(Dataset rows for apps and sites)
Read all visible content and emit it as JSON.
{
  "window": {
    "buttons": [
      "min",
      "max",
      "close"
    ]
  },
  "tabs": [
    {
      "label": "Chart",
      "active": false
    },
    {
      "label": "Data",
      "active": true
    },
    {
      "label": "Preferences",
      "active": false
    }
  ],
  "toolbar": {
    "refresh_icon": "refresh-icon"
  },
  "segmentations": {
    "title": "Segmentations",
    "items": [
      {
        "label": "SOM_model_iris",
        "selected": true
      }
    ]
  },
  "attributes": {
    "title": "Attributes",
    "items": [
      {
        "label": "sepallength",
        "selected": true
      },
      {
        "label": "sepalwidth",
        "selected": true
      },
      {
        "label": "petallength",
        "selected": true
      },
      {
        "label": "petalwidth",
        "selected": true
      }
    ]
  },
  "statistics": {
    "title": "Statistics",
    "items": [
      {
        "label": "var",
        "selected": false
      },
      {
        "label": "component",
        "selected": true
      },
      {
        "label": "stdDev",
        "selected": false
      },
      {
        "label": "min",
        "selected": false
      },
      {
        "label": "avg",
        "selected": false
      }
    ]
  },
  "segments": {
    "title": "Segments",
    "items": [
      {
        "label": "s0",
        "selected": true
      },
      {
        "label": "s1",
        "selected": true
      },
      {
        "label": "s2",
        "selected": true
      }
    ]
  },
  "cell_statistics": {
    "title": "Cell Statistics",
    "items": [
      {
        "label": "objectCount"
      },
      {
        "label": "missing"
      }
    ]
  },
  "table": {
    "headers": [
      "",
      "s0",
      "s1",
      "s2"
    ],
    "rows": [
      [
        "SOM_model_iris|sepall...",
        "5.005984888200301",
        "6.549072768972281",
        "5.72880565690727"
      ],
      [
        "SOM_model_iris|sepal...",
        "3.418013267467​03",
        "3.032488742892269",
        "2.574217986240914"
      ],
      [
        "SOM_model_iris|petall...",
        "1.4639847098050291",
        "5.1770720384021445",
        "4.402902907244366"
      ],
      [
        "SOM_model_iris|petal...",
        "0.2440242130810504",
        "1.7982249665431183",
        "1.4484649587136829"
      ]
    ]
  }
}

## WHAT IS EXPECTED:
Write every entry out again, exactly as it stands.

## WRITTEN RESPONSE:
Read all visible content and emit it as JSON.
{
  "window": {
    "buttons": [
      "min",
      "max",
      "close"
    ]
  },
  "tabs": [
    {
      "label": "Chart",
      "active": false
    },
    {
      "label": "Data",
      "active": true
    },
    {
      "label": "Preferences",
      "active": false
    }
  ],
  "toolbar": {
    "refresh_icon": "refresh-icon"
  },
  "segmentations": {
    "title": "Segmentations",
    "items": [
      {
        "label": "SOM_model_iris",
        "selected": true
      }
    ]
  },
  "attributes": {
    "title": "Attributes",
    "items": [
      {
        "label": "sepallength",
        "selected": true
      },
      {
        "label": "sepalwidth",
        "selected": true
      },
      {
        "label": "petallength",
        "selected": true
      },
      {
        "label": "petalwidth",
        "selected": true
      }
    ]
  },
  "statistics": {
    "title": "Statistics",
    "items": [
      {
        "label": "var",
        "selected": false
      },
      {
        "label": "component",
        "selected": true
      },
      {
        "label": "stdDev",
        "selected": false
      },
      {
        "label": "min",
        "selected": false
      },
      {
        "label": "avg",
        "selected": false
      }
    ]
  },
  "segments": {
    "title": "Segments",
    "items": [
      {
        "label": "s0",
        "selected": true
      },
      {
        "label": "s1",
        "selected": true
      },
      {
        "label": "s2",
        "selected": true
      }
    ]
  },
  "cell_statistics": {
    "title": "Cell Statistics",
    "items": [
      {
        "label": "objectCount"
      },
      {
        "label": "missing"
      }
    ]
  },
  "table": {
    "headers": [
      "",
      "s0",
      "s1",
      "s2"
    ],
    "rows": [
      [
        "SOM_model_iris|sepall...",
        "5.005984888200301",
        "6.549072768972281",
        "5.72880565690727"
      ],
      [
        "SOM_model_iris|sepal...",
        "3.418013267467​03",
        "3.032488742892269",
        "2.574217986240914"
      ],
      [
        "SOM_model_iris|petall...",
        "1.4639847098050291",
        "5.1770720384021445",
        "4.402902907244366"
      ],
      [
        "SOM_model_iris|petal...",
        "0.2440242130810504",
        "1.7982249665431183",
        "1.4484649587136829"
      ]
    ]
  }
}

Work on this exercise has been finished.